> _Task description_
What follows is a set of records; copy all of it exactly.

> _Dataset rows describing interfaces_

☆ ☆ ☆ ☆ ☆ ☆ ☆

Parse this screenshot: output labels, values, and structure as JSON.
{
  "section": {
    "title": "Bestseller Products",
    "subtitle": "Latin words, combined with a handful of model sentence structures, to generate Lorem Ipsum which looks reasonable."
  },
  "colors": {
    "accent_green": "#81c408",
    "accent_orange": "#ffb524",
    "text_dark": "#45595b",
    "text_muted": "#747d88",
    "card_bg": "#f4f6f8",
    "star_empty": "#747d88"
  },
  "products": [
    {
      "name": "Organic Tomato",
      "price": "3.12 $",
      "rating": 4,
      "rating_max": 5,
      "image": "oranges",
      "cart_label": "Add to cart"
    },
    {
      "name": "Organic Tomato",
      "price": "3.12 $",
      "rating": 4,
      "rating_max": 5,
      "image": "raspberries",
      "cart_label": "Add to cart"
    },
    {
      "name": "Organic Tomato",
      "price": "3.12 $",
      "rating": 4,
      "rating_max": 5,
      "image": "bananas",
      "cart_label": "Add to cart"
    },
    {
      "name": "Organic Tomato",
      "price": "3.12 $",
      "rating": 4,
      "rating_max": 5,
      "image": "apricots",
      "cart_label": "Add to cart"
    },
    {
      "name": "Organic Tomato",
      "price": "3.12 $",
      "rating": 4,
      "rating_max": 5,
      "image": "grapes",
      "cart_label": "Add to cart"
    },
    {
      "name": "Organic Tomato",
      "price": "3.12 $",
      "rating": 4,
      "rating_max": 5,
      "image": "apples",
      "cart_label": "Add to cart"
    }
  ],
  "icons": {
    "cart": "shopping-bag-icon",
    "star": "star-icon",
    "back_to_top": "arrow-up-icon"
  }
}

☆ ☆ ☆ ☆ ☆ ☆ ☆

> _Answer section_
Parse this screenshot: output labels, values, and structure as JSON.
{
  "section": {
    "title": "Bestseller Products",
    "subtitle": "Latin words, combined with a handful of model sentence structures, to generate Lorem Ipsum which looks reasonable."
  },
  "colors": {
    "accent_green": "#81c408",
    "accent_orange": "#ffb524",
    "text_dark": "#45595b",
    "text_muted": "#747d88",
    "card_bg": "#f4f6f8",
    "star_empty": "#747d88"
  },
  "products": [
    {
      "name": "Organic Tomato",
      "price": "3.12 $",
      "rating": 4,
      "rating_max": 5,
      "image": "oranges",
      "cart_label": "Add to cart"
    },
    {
      "name": "Organic Tomato",
      "price": "3.12 $",
      "rating": 4,
      "rating_max": 5,
      "image": "raspberries",
      "cart_label": "Add to cart"
    },
    {
      "name": "Organic Tomato",
      "price": "3.12 $",
      "rating": 4,
      "rating_max": 5,
      "image": "bananas",
      "cart_label": "Add to cart"
    },
    {
      "name": "Organic Tomato",
      "price": "3.12 $",
      "rating": 4,
      "rating_max": 5,
      "image": "apricots",
      "cart_label": "Add to cart"
    },
    {
      "name": "Organic Tomato",
      "price": "3.12 $",
      "rating": 4,
      "rating_max": 5,
      "image": "grapes",
      "cart_label": "Add to cart"
    },
    {
      "name": "Organic Tomato",
      "price": "3.12 $",
      "rating": 4,
      "rating_max": 5,
      "image": "apples",
      "cart_label": "Add to cart"
    }
  ],
  "icons": {
    "cart": "shopping-bag-icon",
    "star": "star-icon",
    "back_to_top": "arrow-up-icon"
  }
}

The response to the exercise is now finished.